I’m at the age where people I know are starting to get married and settled down. Except what does “settle down” actually mean? It can’t just mean that you buy a house in the suburbs and get a boring office job, 2.5 kids, etc. I’ve said before that I have no interest in that life, but that does not make me inherently more interesting than the people who do. There are infinite ways to be unconventional. And you can’t define yourself simply by being an outsider. There is a line in Elementary (which is itself a paraphrase of a line from one of the stories) where Sherlock tells Watson, “You make an effort to appear conventional, but I know, Watson, that you share my love for all that is bizarre and outside the humdrum routine of ordinary life.” I’m not very good at appearing conventional. I think that’s why I’m not very popular. But there are people who are every bit as weird as I am who are just better at appearing “normal”. And there are folks who pretend to be cool and rebellious but are actually playing it really, really safe.
I’m looking for something to tie all of this together. I’ve just returned after a month off of blogging. I didn’t expect all of my shit to be sorted out when I came back, and it’s not. Who could have predicted that? I still have lots of opinions, though. I recently stopped listening to This American Life for a little while because it’s too white and privileged even for me. (I really did not find their turning that story of an undercover cop who ruins a straight-A student’s life into a musical very amusing. That bitch manipulates him into buying weed for her and somehow he’s the bad guy? God, I could just smack her. And she seems to think that’s somehow the same as catching a meth dealer.) I’m very, very slowly getting back into gaming—not just computer games, but jigsaw puzzles and other such intellectually stimulating things. I have a great many gifts, but I still haven’t found my Watson. And as is often the case, the only way that I can see that happening is if I first get the world to back the fuck off first.
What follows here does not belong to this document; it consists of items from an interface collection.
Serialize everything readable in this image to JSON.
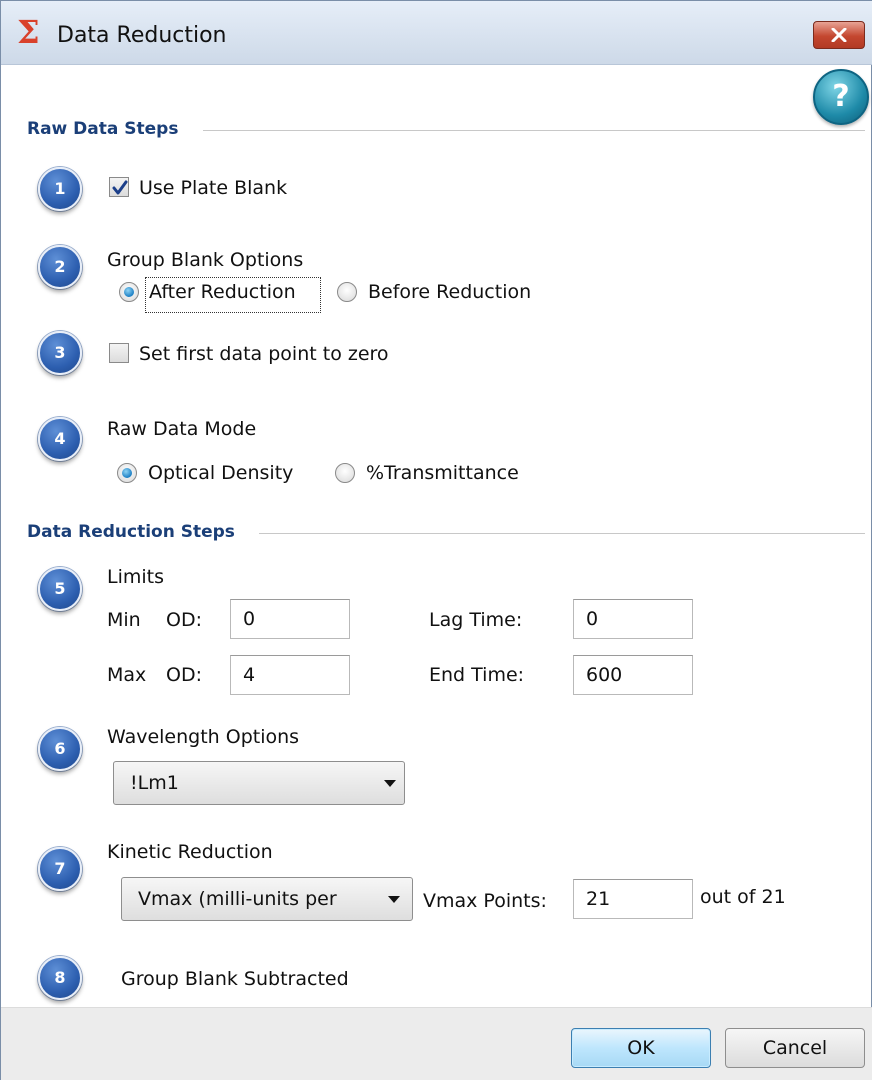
{
  "window": {
    "title": "Data Reduction",
    "icon": "sigma-icon",
    "accent_color": "#1b3f78"
  },
  "sections": {
    "raw_data_steps": "Raw Data Steps",
    "data_reduction_steps": "Data Reduction Steps"
  },
  "steps": {
    "s1": {
      "number": "1",
      "checkbox_label": "Use Plate Blank",
      "checked": true
    },
    "s2": {
      "number": "2",
      "title": "Group Blank Options",
      "options": [
        "After Reduction",
        "Before Reduction"
      ],
      "selected": "After Reduction"
    },
    "s3": {
      "number": "3",
      "checkbox_label": "Set first data point to zero",
      "checked": false
    },
    "s4": {
      "number": "4",
      "title": "Raw Data Mode",
      "options": [
        "Optical Density",
        "%Transmittance"
      ],
      "selected": "Optical Density"
    },
    "s5": {
      "number": "5",
      "title": "Limits",
      "min_label": "Min",
      "max_label": "Max",
      "od_label": "OD:",
      "min_od": "0",
      "max_od": "4",
      "lag_time_label": "Lag Time:",
      "lag_time": "0",
      "end_time_label": "End Time:",
      "end_time": "600"
    },
    "s6": {
      "number": "6",
      "title": "Wavelength Options",
      "selected": "!Lm1"
    },
    "s7": {
      "number": "7",
      "title": "Kinetic Reduction",
      "selected": "Vmax (milli-units per",
      "vmax_points_label": "Vmax Points:",
      "vmax_points": "21",
      "out_of": "out of 21"
    },
    "s8": {
      "number": "8",
      "title": "Group Blank Subtracted"
    }
  },
  "footer": {
    "ok": "OK",
    "cancel": "Cancel"
  }
}
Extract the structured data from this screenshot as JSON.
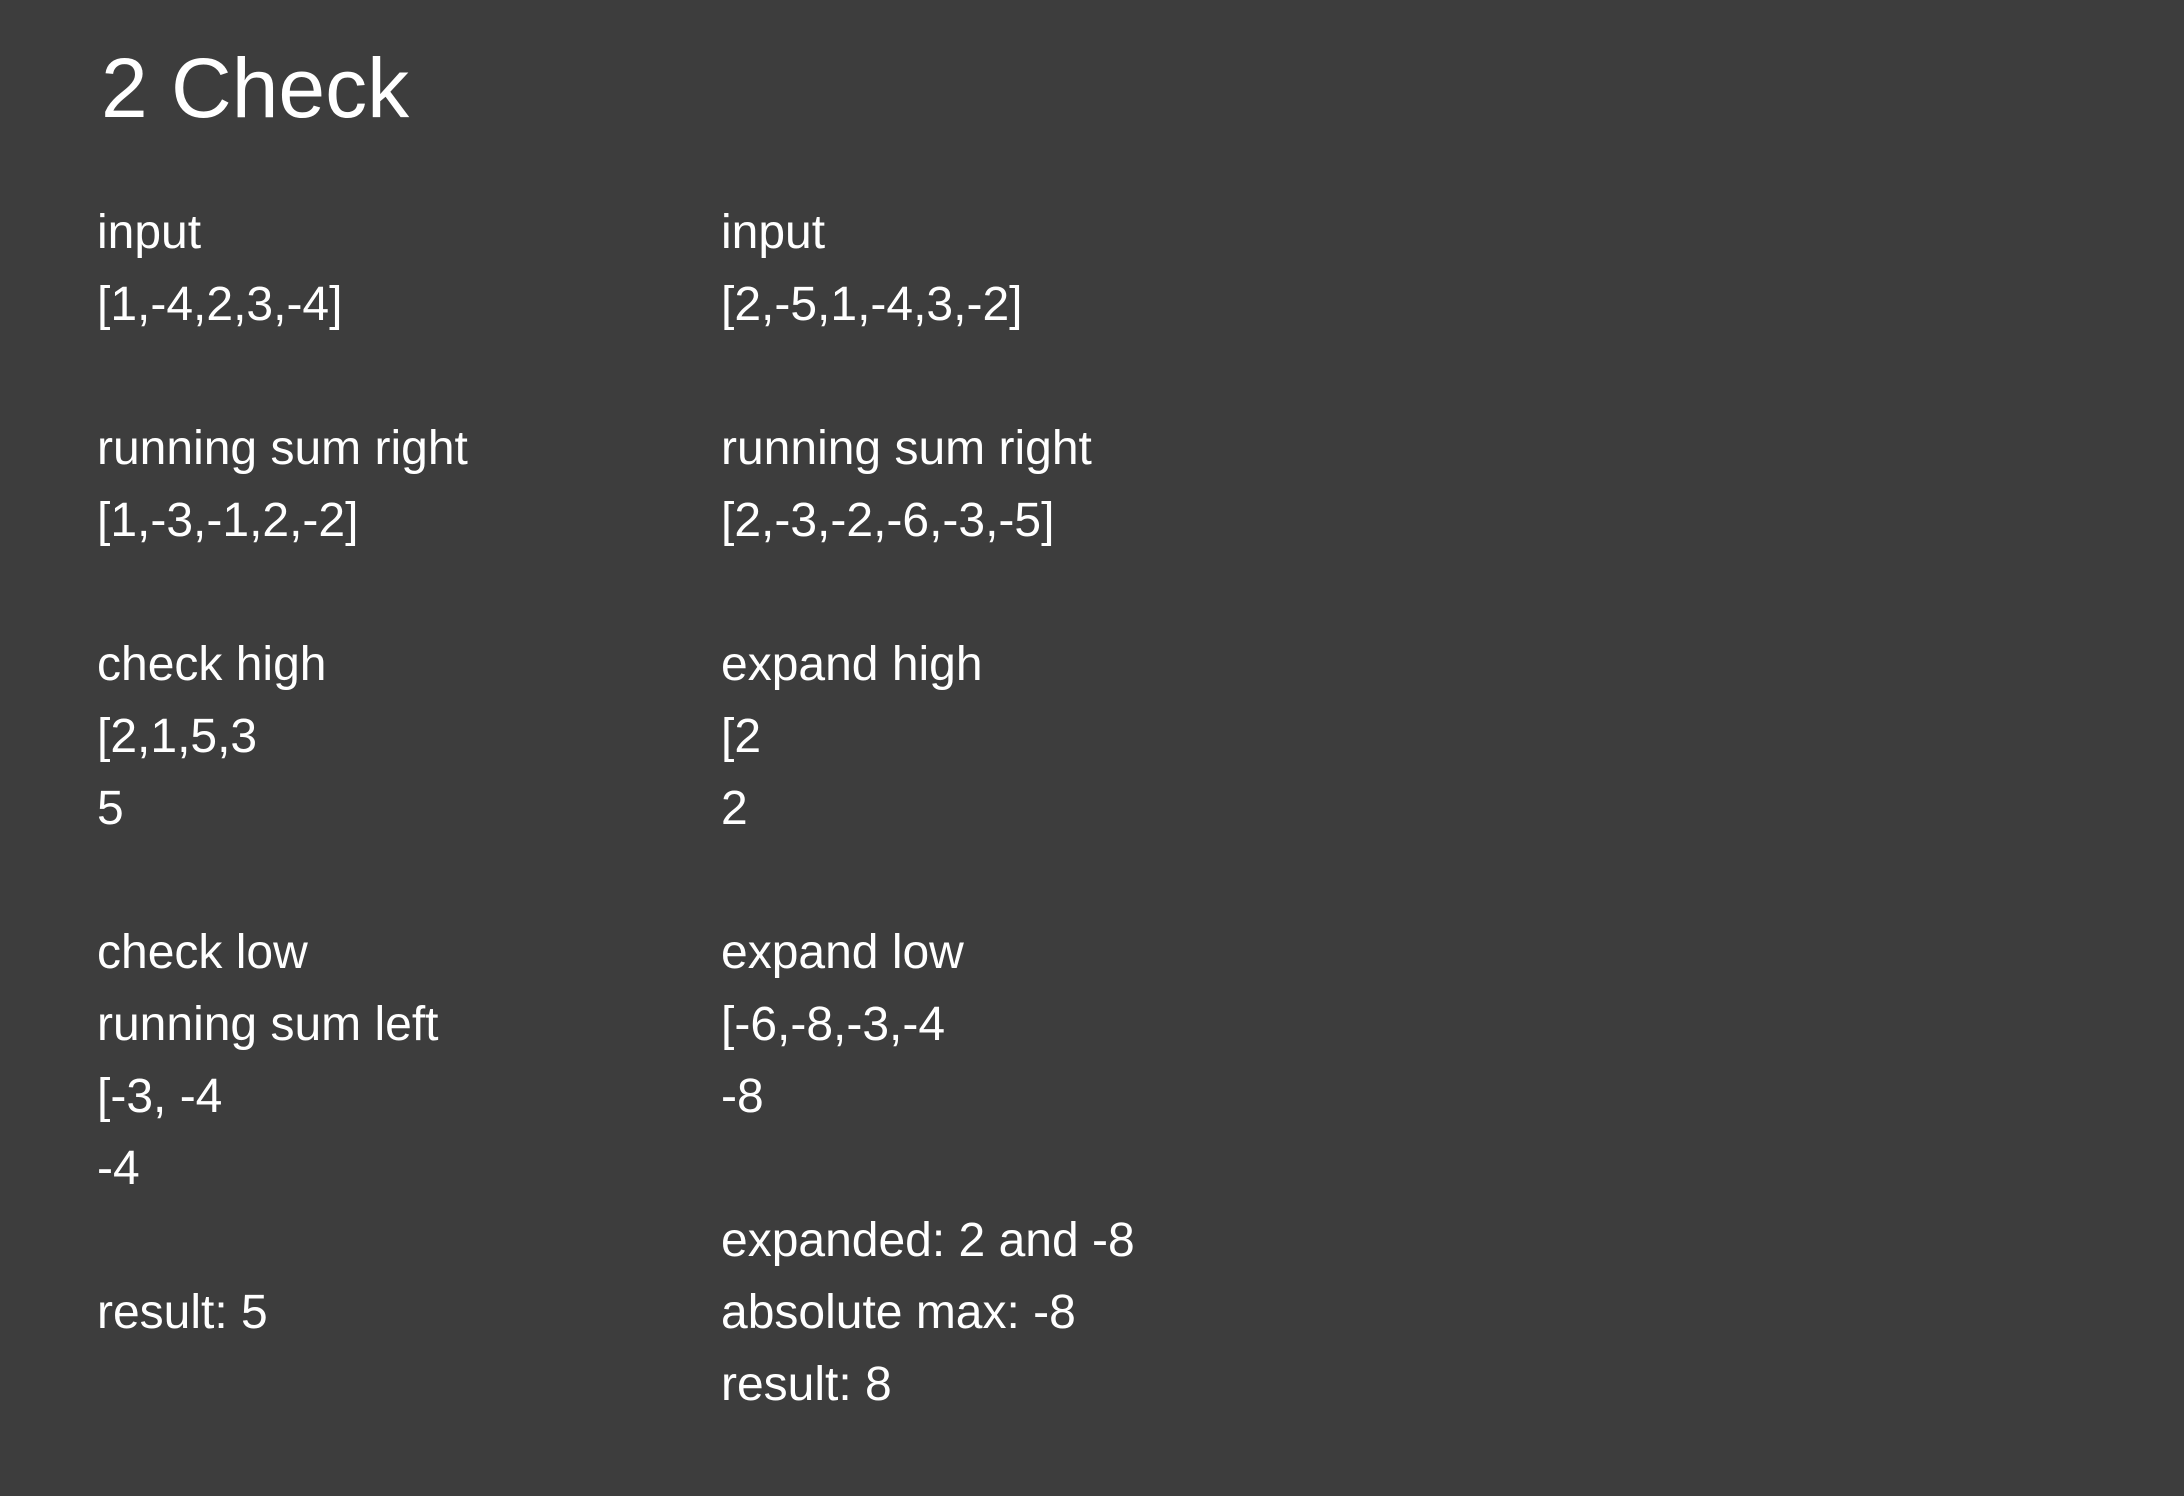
{
  "title": "2 Check",
  "left_column": [
    "input",
    "[1,-4,2,3,-4]",
    "",
    "running sum right",
    "[1,-3,-1,2,-2]",
    "",
    "check high",
    "[2,1,5,3",
    "5",
    "",
    "check low",
    "running sum left",
    "[-3, -4",
    "-4",
    "",
    "result: 5"
  ],
  "right_column": [
    "input",
    "[2,-5,1,-4,3,-2]",
    "",
    "running sum right",
    "[2,-3,-2,-6,-3,-5]",
    "",
    "expand high",
    "[2",
    "2",
    "",
    "expand low",
    "[-6,-8,-3,-4",
    "-8",
    "",
    "expanded: 2 and -8",
    "absolute max: -8",
    "result: 8"
  ]
}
So before I say goodbye, let me just say that I have no idea why Hulu Plus has ads. I thought not having ads was the whole point of a premium service? Oh, well.
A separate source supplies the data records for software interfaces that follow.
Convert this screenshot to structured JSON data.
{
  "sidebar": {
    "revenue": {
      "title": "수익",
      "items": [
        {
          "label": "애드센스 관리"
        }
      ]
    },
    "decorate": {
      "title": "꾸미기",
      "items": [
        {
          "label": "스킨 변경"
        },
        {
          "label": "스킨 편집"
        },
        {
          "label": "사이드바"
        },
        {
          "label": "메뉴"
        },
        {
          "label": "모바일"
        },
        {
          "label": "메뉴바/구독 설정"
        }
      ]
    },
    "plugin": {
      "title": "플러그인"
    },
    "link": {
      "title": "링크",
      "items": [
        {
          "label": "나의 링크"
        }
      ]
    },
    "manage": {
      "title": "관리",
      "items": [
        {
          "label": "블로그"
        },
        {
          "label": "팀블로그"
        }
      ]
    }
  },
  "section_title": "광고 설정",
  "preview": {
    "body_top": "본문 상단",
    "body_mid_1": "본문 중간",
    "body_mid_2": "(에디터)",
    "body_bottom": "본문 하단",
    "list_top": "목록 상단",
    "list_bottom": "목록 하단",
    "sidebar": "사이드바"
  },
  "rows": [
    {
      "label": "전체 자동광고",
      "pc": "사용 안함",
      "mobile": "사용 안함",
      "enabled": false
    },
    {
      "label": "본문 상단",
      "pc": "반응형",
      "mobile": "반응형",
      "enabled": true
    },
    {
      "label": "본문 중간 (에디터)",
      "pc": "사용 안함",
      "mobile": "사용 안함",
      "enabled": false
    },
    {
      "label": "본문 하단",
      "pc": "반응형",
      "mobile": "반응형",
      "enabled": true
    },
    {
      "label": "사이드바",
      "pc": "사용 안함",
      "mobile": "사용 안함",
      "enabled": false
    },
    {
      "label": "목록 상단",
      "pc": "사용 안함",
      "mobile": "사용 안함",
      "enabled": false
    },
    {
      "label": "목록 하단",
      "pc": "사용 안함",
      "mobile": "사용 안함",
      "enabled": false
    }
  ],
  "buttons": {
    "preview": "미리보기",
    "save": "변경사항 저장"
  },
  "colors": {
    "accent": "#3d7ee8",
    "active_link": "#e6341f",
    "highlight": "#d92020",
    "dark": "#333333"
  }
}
Actually, one more thing: Weird Al is aging remarkably well, isn’t he? Hasn’t lost his touch, either. He’s really more musically talented than he gets credit for. Oh, and this article reminds me of me. Good night, folks.